7. No newsletter
Social media algorithms change ALL the time. Social media platforms come and go (remember Vine?)
However, a newsletter (mailing list) is YOUR unique audience and no one can take that away from you.
If you don’t have a newsletter, you’re missing out on potential blog traffic and building a community of loyal readers! These newsletter subscribers are often your biggest supporters — they look forward to your new content and are more likely to purchase your products, special offers, etc. They are a warm audience (as opposed to the “cold” audience of first-time readers that pop-in from social media).
I use ConvertKit for my newsletter because it has a ton of features and better open rates than other services I’ve tried in the past. Believe it or not, my open rate doubled immediately after I switched to ConvertKit – with no other major changes! (The reason being that ConvertKit is a more trusted sender than some other services, which are more likely to end up in spam folders).
However, there are free options that are useful in the early days when you’re business is on a tight budget. For example, MailChimp is free until you hit 2000 subscribers.
8. Using profanity
This is my personal preference, but excessive profanity in a blog post (and any profanity in a blog post title) is a BIG turn-off.
I’ll put it this way: cursing isn’t likely to gain you extra readers because they think you’re cooler, however, cursing IS likely to lose readers because they’re offended.
Another reason to avoid profanity on your website is that it may alienate potential sponsors, causing you to lose out on paid brand work down the road.
When in doubt, don’t curse.
9. Your blog reads like a diary
Don’t take this the wrong way, but most people don’t care about your day-to-day life. Not because they’re mean, but because they’re more worried about what’s going on in their own life!
People read blogs to discover new ideas, find solutions to their problems, or feel better about themselves.
However, a large percentage of new blogs are written in diary-style, so they don’t accomplish any of those three things!
The key to creating a successful blog post that people want to read and share is offering them what they are looking for, and weaving your own personal experience in to make it an authentic, personal piece.
A disturbing trend I’ve seen is newer blogs stealing ideas from others, hoping to cash in quickly on a viral idea (without doing any of the hard work that goes into creating that idea).
It’s ok if you think of an idea, then realize that someone else has already written about it. That’s pretty much inevitable with the scope of the internet. The key is offering your own unique spin that sets your post apart from the others.

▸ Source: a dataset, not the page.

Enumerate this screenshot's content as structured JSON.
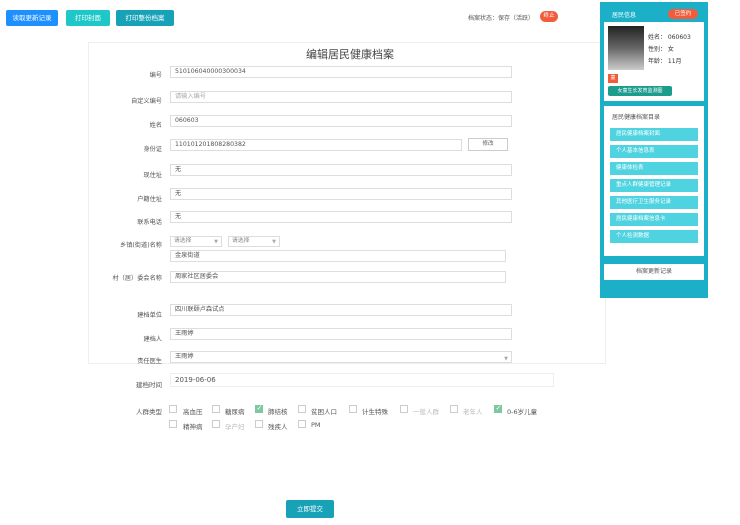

Case in point: there are probably a million chocolate chip cookie recipes on the internet. But perhaps you use a special ingredient that’s made your recipe famous with friends and family.
What is not ok: uploading someone else’s photos as your own or “republishing” their post on your site without explicit permission (I see this a LOT with recipes and crafts).

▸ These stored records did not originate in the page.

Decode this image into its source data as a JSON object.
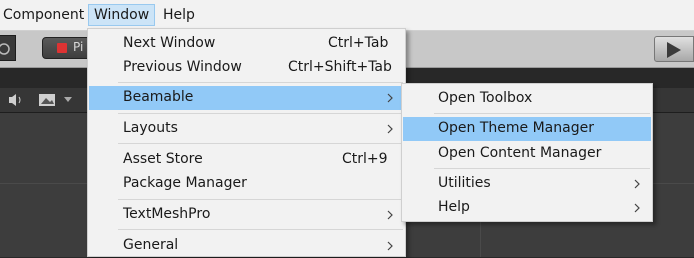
{
  "menubar": {
    "items": [
      {
        "label": "Component"
      },
      {
        "label": "Window"
      },
      {
        "label": "Help"
      }
    ]
  },
  "toolbar": {
    "partial_button_label": "Pi"
  },
  "window_menu": {
    "items": [
      {
        "label": "Next Window",
        "shortcut": "Ctrl+Tab"
      },
      {
        "label": "Previous Window",
        "shortcut": "Ctrl+Shift+Tab"
      },
      {
        "label": "Beamable",
        "submenu_icon": "chevron-right-icon"
      },
      {
        "label": "Layouts",
        "submenu_icon": "chevron-right-icon"
      },
      {
        "label": "Asset Store",
        "shortcut": "Ctrl+9"
      },
      {
        "label": "Package Manager"
      },
      {
        "label": "TextMeshPro",
        "submenu_icon": "chevron-right-icon"
      },
      {
        "label": "General",
        "submenu_icon": "chevron-right-icon"
      }
    ]
  },
  "beamable_menu": {
    "items": [
      {
        "label": "Open Toolbox"
      },
      {
        "label": "Open Theme Manager"
      },
      {
        "label": "Open Content Manager"
      },
      {
        "label": "Utilities",
        "submenu_icon": "chevron-right-icon"
      },
      {
        "label": "Help",
        "submenu_icon": "chevron-right-icon"
      }
    ]
  },
  "colors": {
    "menu_background": "#f2f2f2",
    "highlight": "#91c9f7",
    "active_menubar": "#cce4f7",
    "editor_dark": "#3d3d3d"
  }
}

Always err on the side of caution — plagiarism and stealing content (photos, fonts, memes, etc.) can get you socked with a cease and desist letter, or even sued. Not worth it!

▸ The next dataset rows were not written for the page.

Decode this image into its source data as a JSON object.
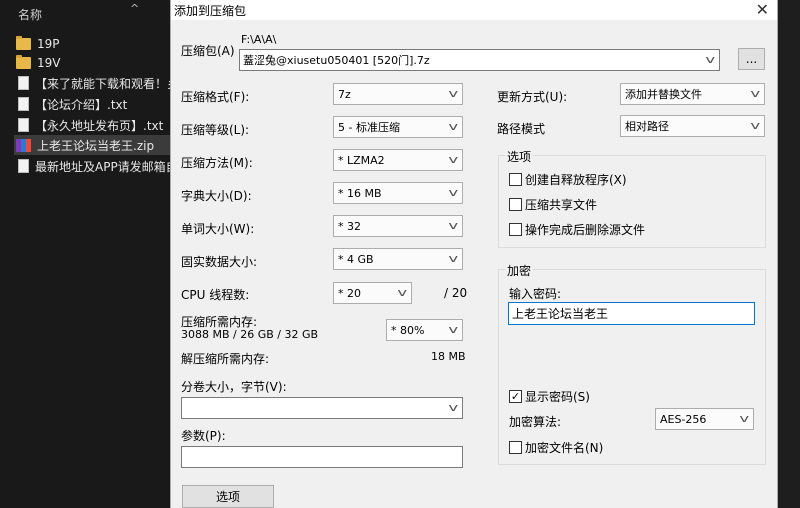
{
  "explorer": {
    "column_header": "名称",
    "items": [
      {
        "name": "19P",
        "icon": "folder-icon"
      },
      {
        "name": "19V",
        "icon": "folder-icon"
      },
      {
        "name": "【来了就能下载和观看！乡",
        "icon": "text-file-icon"
      },
      {
        "name": "【论坛介绍】.txt",
        "icon": "text-file-icon"
      },
      {
        "name": "【永久地址发布页】.txt",
        "icon": "text-file-icon"
      },
      {
        "name": "上老王论坛当老王.zip",
        "icon": "archive-icon"
      },
      {
        "name": "最新地址及APP请发邮箱自",
        "icon": "text-file-icon"
      }
    ]
  },
  "dialog": {
    "title": "添加到压缩包",
    "close_glyph": "✕",
    "archive_label": "压缩包(A)",
    "archive_path": "F:\\A\\A\\",
    "archive_name": "蓋涩兔@xiusetu050401 [520门].7z",
    "browse_label": "...",
    "format_label": "压缩格式(F):",
    "format_value": "7z",
    "level_label": "压缩等级(L):",
    "level_value": "5 - 标准压缩",
    "method_label": "压缩方法(M):",
    "method_value": "* LZMA2",
    "dict_label": "字典大小(D):",
    "dict_value": "* 16 MB",
    "word_label": "单词大小(W):",
    "word_value": "* 32",
    "solid_label": "固实数据大小:",
    "solid_value": "* 4 GB",
    "cpu_label": "CPU 线程数:",
    "cpu_value": "* 20",
    "cpu_max": "/ 20",
    "mem_label": "压缩所需内存:",
    "mem_detail": "3088 MB / 26 GB / 32 GB",
    "mem_percent": "* 80%",
    "decomp_label": "解压缩所需内存:",
    "decomp_value": "18 MB",
    "split_label": "分卷大小，字节(V):",
    "split_value": "",
    "params_label": "参数(P):",
    "params_value": "",
    "options_button": "选项",
    "update_label": "更新方式(U):",
    "update_value": "添加并替换文件",
    "pathmode_label": "路径模式",
    "pathmode_value": "相对路径",
    "options_group_title": "选项",
    "opt_sfx": "创建自释放程序(X)",
    "opt_shared": "压缩共享文件",
    "opt_delete": "操作完成后删除源文件",
    "encrypt_group_title": "加密",
    "password_label": "输入密码:",
    "password_value": "上老王论坛当老王",
    "show_password": "显示密码(S)",
    "enc_method_label": "加密算法:",
    "enc_method_value": "AES-256",
    "encrypt_names": "加密文件名(N)",
    "check_mark": "✓"
  },
  "colors": {
    "accent": "#0078d7",
    "explorer_bg": "#191919",
    "dialog_bg": "#f0f0f0"
  }
}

The biggest strength of your blog is that it is like no other — don’t fall into the trap of thinking that you need to be just like someone else to be successful.
More of my Favorite Blogging Resources to Increase Website Traffic: